Although Hong Kong Island and Kowloon had been ceded to the United Kingdom in perpetuity, the control on the New Territories was a 99-year lease. The finite nature of the 99-year lease did not hinder Hong Kong's development as the New Territories were combined as a part of Hong Kong.
...there was no physical border between these ceded portions and the New Territories, and no way in which Britain could defend or sustain the ceded portions if China wanted to take them back together with the New Territories.

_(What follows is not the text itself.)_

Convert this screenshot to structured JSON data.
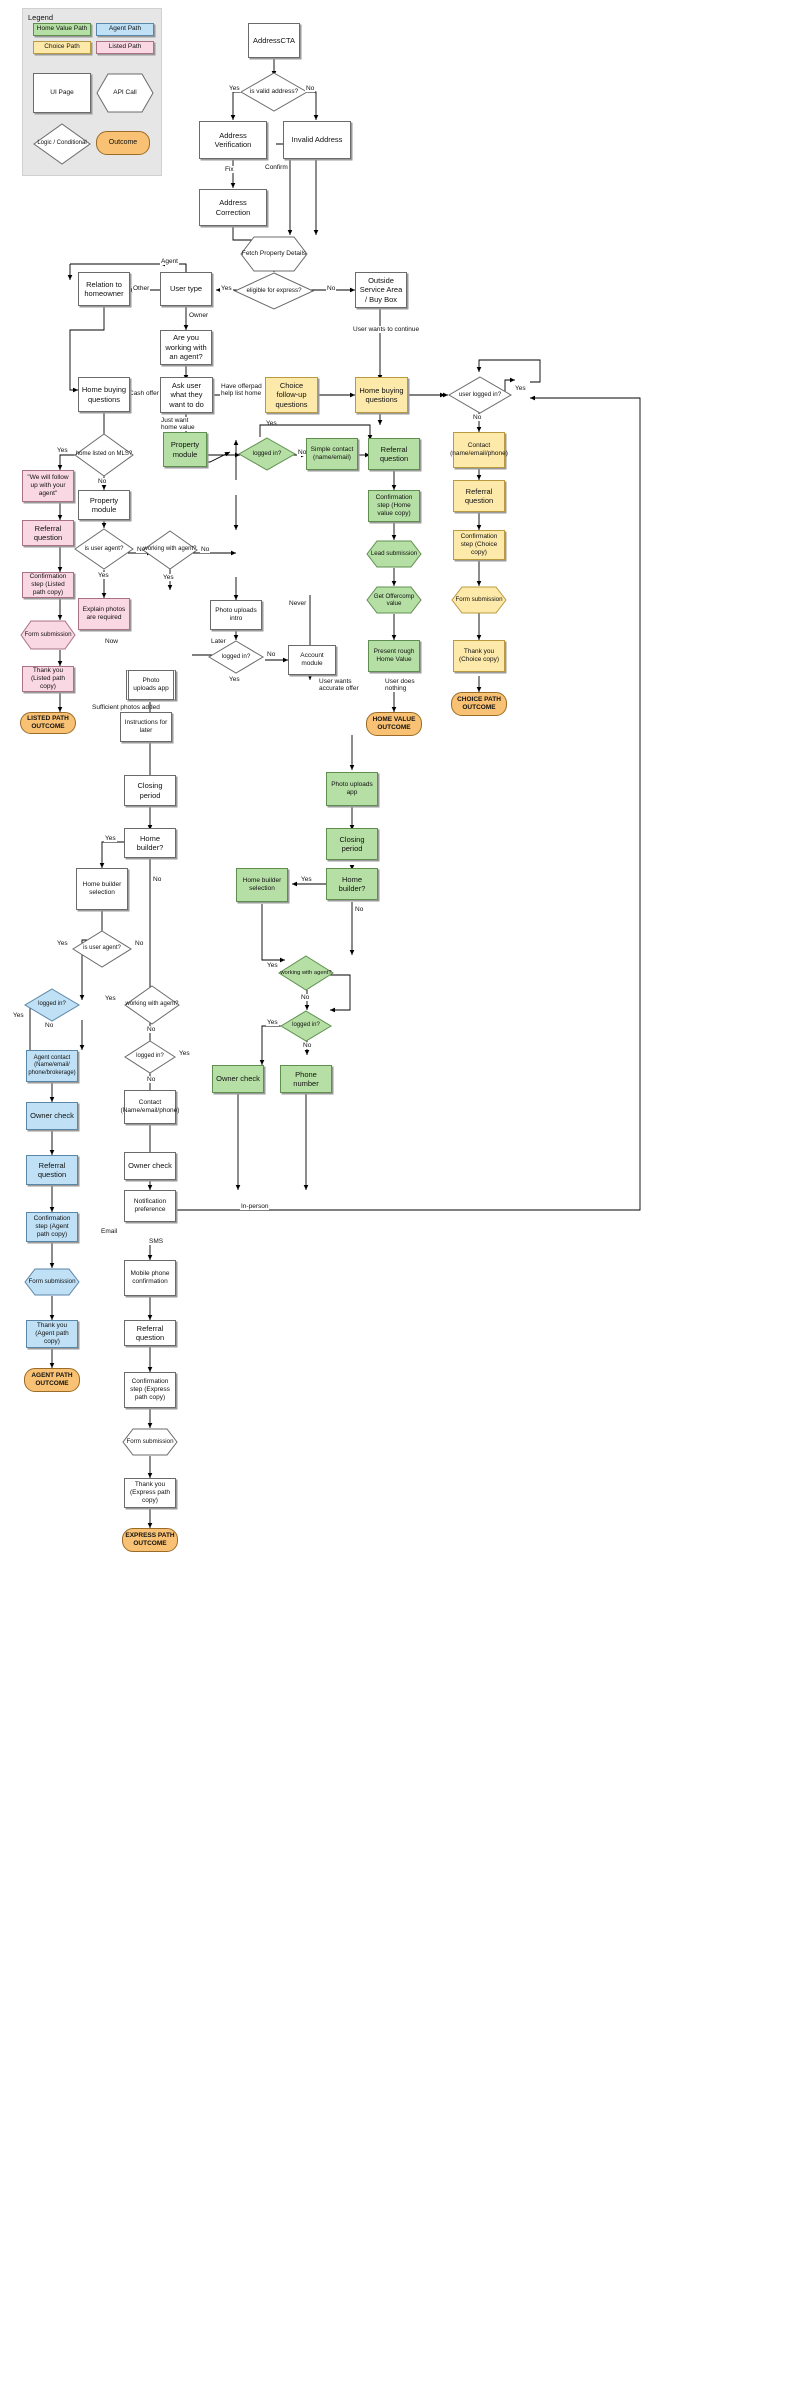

Thatcher believed that Hong Kong rightfully belonged to Britain, but China had other ideas. I won't go into detail about this - there are plenty of other detail-ridden sources out there that would be more accurate than my jumbled accounts of different articles I've read, but you can be sure that as China insisted on reclaiming the sovereignty of Hong Kong, many people in Hong Kong were worried about how Communist rule of the Mainland Chinese would affect their lives and began to flee the country.

Many of them ended up in places like here, like Australia. Why? This was one of the criticisms (or so it seemed like one) that my mother had, that although Thatcher had put up a fight to keep Hong Kong under British sovereignty and ultimately lost the battle, she did not offer Britain as a place to go to. She did not give them a way out. Emily Lau, a former reporter and current legislator is quoted saying:

...the former British prime minister “didn’t look after the well-being of Hong Kong people.”

But she clearly had no intentions of ever offering that anyway.

If Britain had to accept even a fraction of the population of Hong Kong, it would be political suicide.

When she came down the stairs from the Great Hall of the People to Tiananmen Square and tripped before the cameras, it was taken as her 'kowtowing' to the people of Hong Kong in apology. Or whatever other reason they envisioned.

It's scary to think how I would not be here if not for this. Recently visiting my remaining relations in Hong Kong, my mother alluded back to their lives we had glimpsed, saying how we would definitely have a servant or two working for us (specifically Filipino maids), how she and my father would have been in much better and higher positions if they had remained in the companies they had worked for instead of immigrating. Pay is also much better in Hong Kong and when they arrived here, they had to work again from the ground up. Such are tales of immigrants.

Instead, they worked another year in Hong Kong because my father had not accumulated enough work experience, then they applied to immigrate to Australia (as a skilled worker), arriving here in April, 1986.

Some families who immigrated here during that time have moved back since, seeking fortune as the pay in Hong Kong is much better than Australia. But once their working lives are over, aim to move back to Australia. Would I live in Hong Kong now? I don't know. I love the city and the culture of it, I love the transport system, I like the lifestyle. But what comes after 2046 is anyone's guess.